■ Exercise description: Nothing in the data should be left out, so repeat it all exactly.

■ Extracted material:
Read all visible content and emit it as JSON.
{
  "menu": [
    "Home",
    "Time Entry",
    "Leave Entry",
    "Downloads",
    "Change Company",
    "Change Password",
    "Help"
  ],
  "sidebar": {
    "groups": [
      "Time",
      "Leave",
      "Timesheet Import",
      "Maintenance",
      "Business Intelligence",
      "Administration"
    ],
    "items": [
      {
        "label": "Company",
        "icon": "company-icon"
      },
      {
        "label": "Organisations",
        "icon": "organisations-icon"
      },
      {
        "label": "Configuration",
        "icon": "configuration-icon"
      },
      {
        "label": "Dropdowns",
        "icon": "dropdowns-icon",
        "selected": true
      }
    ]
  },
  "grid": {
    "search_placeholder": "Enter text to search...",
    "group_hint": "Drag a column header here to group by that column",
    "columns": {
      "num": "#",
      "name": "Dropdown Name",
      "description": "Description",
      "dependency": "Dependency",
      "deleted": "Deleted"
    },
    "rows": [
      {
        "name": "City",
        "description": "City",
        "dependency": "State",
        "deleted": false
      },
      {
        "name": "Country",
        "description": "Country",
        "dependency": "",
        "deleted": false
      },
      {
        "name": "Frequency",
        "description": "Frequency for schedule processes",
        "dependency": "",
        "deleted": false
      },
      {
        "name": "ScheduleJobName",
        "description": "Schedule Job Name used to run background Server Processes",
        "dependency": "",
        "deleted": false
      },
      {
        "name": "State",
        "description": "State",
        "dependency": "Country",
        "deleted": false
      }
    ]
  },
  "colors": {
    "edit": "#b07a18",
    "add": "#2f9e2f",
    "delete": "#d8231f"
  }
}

■ Exercise output:
Read all visible content and emit it as JSON.
{
  "menu": [
    "Home",
    "Time Entry",
    "Leave Entry",
    "Downloads",
    "Change Company",
    "Change Password",
    "Help"
  ],
  "sidebar": {
    "groups": [
      "Time",
      "Leave",
      "Timesheet Import",
      "Maintenance",
      "Business Intelligence",
      "Administration"
    ],
    "items": [
      {
        "label": "Company",
        "icon": "company-icon"
      },
      {
        "label": "Organisations",
        "icon": "organisations-icon"
      },
      {
        "label": "Configuration",
        "icon": "configuration-icon"
      },
      {
        "label": "Dropdowns",
        "icon": "dropdowns-icon",
        "selected": true
      }
    ]
  },
  "grid": {
    "search_placeholder": "Enter text to search...",
    "group_hint": "Drag a column header here to group by that column",
    "columns": {
      "num": "#",
      "name": "Dropdown Name",
      "description": "Description",
      "dependency": "Dependency",
      "deleted": "Deleted"
    },
    "rows": [
      {
        "name": "City",
        "description": "City",
        "dependency": "State",
        "deleted": false
      },
      {
        "name": "Country",
        "description": "Country",
        "dependency": "",
        "deleted": false
      },
      {
        "name": "Frequency",
        "description": "Frequency for schedule processes",
        "dependency": "",
        "deleted": false
      },
      {
        "name": "ScheduleJobName",
        "description": "Schedule Job Name used to run background Server Processes",
        "dependency": "",
        "deleted": false
      },
      {
        "name": "State",
        "description": "State",
        "dependency": "Country",
        "deleted": false
      }
    ]
  },
  "colors": {
    "edit": "#b07a18",
    "add": "#2f9e2f",
    "delete": "#d8231f"
  }
}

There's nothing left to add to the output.